The 21st century has delivered some challenges for parents who are very new to some current issues facing our children. The support from older members of the family who would normally offer guidance is less useful for parents as they too have never experienced these new challenges. Issues such as online pornography and the way in which electronic devices can affect sleep patterns are relatively new challenges and our boys are in need of help, even if they do not overtly ask for it.

Personal topics such as mental health are sensitive and cannot easily be navigated through without a good starting point. Our Senior Prefects and student leaders have made ‘positive mental health’ their priority for 2017 and they want to address the alarming statistics about mental health issues in young people, especially young males. I commend our new leaders for their commitment to starting this difficult conversation with our boys. There has long been an atmosphere of silence, especially for young men who have found it beyond them to seek help when they are disengaged, lonely, anxious or depressed. It has been refreshing to see a shift towards openness and the drawing of support from friends, teachers and psychologists in addressing the issue of mental health.

Today Mr Sam Webb, CEO of Livin’, an organisation that specialises in youth mental health, addressed all of our boys and this evening Headspace will present to our school leaders, leaders from various other schools and our parent body. If you are unable to attend this session, I encourage you to attend other sessions during the year that could be of benefit to you when you need to have these more difficult conversations with your son. Even if your son is thriving, the content of these sessions will assist all boys and families in navigating some challenges that could arise. Other difficult topics such as pornography, sleep, electronic devices, safe partying, and young people and the law will be covered throughout the year.
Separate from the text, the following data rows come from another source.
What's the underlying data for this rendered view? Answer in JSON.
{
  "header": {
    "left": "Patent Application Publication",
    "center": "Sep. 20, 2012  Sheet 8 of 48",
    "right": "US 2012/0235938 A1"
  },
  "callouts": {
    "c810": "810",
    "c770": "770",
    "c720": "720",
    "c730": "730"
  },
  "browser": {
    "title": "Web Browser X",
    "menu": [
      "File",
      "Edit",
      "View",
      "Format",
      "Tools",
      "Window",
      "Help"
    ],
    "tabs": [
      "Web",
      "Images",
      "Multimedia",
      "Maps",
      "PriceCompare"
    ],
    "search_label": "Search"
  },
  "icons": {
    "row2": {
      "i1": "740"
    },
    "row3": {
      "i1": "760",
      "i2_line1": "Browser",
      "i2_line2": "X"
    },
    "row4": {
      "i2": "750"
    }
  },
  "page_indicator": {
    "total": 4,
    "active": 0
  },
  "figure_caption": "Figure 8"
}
Difficult conversations can be made a little easier with a good starting point and awareness about where you can seek help should you need it. If you can attend these sessions, we believe you will find them worthwhile.

Details are available below. Students are welcome to attend these sessions with you but will also be attending other wellbeing seminars during the year.

  • 22 March: Positive Psychology Training with Paula Robinson of the Positive Psychology Institute
  • 9 May: Pornography and Young People with Maree Crabbe of Reality & Risk (this is strictly parents only)
  • 13 June: Alcohol, Drugs & Partying with Trent Southworth of Teen Strategies Group
  • 19 September: Technology and Sleep with Lisa Maltman of the Sleep Connection
  • 21 November: Young People and the Law with His Honour Magistrate Greg Grogin (ON 1976)

The wellbeing of our boys is central to their learning and their growth, and these information sessions may assist us all.

Mr Bob Meakin
Deputy Head of Stanmore (Students)